my life. At the end of the two months, my body gradually lost its swollen look and new, pink skin appeared. None of our guests recognized me when I appeared for the first time downstairs.
Ten years later, an Army sergeant told me to climb into the rafters of the radio building and vacuum the dust on the beams. My warnings of the danger to my health only convinced him that I didn’t like the job. Fifteen minutes later, he had to take me to the hospital.
A small, but sudden temperature drop at about sixty-five degrees triggers a catalyst in my blood causing me to sneeze. Usually I try to avoid going outside at dusk because that is when mold spores are released from the damp earth. But one time the mold and mildew spores almost killed me. A

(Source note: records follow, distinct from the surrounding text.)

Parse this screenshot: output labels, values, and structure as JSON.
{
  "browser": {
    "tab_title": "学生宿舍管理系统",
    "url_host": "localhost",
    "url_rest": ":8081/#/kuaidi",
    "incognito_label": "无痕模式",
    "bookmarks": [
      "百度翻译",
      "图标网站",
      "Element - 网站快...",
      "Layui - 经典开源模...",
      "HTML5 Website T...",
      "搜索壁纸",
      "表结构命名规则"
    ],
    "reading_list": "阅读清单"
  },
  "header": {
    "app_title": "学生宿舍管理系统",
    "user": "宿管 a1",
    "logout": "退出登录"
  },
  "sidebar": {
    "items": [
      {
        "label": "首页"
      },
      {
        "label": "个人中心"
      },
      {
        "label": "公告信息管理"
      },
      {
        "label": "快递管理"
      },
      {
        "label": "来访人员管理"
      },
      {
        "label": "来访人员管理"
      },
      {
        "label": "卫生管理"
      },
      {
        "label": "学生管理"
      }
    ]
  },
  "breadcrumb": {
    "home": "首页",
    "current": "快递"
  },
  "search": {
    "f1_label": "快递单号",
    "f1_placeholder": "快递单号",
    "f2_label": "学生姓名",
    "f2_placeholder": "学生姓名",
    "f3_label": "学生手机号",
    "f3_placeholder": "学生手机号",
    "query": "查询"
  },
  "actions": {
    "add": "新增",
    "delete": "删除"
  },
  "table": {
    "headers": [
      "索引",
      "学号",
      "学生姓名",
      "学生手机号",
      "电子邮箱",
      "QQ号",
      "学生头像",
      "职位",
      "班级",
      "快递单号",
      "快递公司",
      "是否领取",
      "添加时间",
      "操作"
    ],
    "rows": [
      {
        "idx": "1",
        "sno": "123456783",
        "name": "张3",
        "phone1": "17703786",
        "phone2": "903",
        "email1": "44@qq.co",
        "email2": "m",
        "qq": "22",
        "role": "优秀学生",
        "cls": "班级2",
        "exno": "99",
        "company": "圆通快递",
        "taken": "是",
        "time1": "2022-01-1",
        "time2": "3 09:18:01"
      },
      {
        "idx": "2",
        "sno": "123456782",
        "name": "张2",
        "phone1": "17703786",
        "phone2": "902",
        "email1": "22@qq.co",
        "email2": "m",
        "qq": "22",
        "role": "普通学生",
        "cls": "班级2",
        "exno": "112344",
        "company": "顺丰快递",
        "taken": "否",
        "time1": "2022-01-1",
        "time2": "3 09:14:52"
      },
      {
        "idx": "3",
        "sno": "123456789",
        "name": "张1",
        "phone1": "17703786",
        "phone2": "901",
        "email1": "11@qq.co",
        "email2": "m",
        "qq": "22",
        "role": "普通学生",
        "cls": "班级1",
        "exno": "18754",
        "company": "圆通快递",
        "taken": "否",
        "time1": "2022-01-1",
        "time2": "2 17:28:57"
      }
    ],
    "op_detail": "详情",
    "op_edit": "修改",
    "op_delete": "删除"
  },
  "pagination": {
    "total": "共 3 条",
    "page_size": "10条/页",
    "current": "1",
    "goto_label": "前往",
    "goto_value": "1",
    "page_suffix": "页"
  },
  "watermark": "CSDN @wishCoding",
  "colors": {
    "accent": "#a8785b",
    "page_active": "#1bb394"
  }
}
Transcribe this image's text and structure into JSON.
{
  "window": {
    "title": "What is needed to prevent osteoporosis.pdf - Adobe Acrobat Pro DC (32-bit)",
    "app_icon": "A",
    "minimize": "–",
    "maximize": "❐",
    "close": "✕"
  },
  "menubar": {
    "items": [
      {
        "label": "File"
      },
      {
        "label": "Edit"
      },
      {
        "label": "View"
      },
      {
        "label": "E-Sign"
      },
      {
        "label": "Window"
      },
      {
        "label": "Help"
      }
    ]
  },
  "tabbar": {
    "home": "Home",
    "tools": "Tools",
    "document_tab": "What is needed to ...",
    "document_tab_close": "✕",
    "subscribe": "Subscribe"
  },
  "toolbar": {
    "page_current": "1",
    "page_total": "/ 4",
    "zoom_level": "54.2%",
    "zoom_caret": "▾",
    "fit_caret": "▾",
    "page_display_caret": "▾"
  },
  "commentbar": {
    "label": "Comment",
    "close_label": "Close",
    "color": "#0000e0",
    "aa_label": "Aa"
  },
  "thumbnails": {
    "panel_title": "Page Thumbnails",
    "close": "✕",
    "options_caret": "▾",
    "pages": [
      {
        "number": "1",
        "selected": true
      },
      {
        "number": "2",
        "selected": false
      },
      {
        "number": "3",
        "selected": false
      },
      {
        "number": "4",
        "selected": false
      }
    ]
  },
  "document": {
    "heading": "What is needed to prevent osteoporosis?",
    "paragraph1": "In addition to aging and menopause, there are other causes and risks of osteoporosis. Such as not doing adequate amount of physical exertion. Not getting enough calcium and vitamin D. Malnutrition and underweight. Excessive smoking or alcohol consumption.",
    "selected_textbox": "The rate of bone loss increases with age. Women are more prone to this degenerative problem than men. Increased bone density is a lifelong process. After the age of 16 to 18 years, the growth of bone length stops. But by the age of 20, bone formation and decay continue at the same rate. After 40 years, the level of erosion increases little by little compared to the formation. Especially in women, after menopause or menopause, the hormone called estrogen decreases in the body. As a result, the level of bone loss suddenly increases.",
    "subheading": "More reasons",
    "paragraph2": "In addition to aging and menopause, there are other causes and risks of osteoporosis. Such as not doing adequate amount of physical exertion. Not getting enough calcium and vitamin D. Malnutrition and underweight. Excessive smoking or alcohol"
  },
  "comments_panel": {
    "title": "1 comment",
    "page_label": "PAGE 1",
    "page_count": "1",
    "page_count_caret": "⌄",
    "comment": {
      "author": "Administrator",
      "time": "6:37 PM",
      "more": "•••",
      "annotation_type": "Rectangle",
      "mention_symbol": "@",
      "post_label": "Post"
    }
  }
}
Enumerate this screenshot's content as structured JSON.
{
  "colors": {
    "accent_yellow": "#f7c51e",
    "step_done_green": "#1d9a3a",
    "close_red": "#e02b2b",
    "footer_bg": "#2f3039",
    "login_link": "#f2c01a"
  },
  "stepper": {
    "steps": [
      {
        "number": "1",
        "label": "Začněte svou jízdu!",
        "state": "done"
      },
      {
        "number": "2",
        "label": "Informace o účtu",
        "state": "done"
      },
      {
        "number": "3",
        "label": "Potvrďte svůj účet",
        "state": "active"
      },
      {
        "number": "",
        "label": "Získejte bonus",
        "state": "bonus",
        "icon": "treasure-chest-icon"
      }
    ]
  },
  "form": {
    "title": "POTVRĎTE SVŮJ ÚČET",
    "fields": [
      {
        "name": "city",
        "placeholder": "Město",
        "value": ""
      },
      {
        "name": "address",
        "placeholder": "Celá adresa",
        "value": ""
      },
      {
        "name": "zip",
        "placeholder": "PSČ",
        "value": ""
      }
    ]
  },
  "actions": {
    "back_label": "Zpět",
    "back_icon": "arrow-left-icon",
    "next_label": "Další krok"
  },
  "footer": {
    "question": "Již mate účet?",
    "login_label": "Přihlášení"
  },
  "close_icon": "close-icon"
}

few years ago my breathing ability started to decline. Over-the-counter medication alleviated the symptoms somewhat, but after a month of suffering, I admitted that I needed professional help. A short walk of only ten feet had me gasping for breath! A shocked allergist tried to admit me into the hospital but I wouldn’t go. She finally agreed to treat me at home and in her office on a strict regimen of steroids and rest. I required three weeks of treatments on a breathing machine before I could breathe normally. The cause turned out to be a water problem in the cellar where I worked. Continual dampness under the carpeting grew a huge colony of mold and mildew. The owners ripped out the carpet but I didn’t stay long enough to see it done.
Knowing the root of your allergy problems can go a long way toward living with them. If you are an allergic person, don’t put off having yourself tested for the exact cause. It could save your life.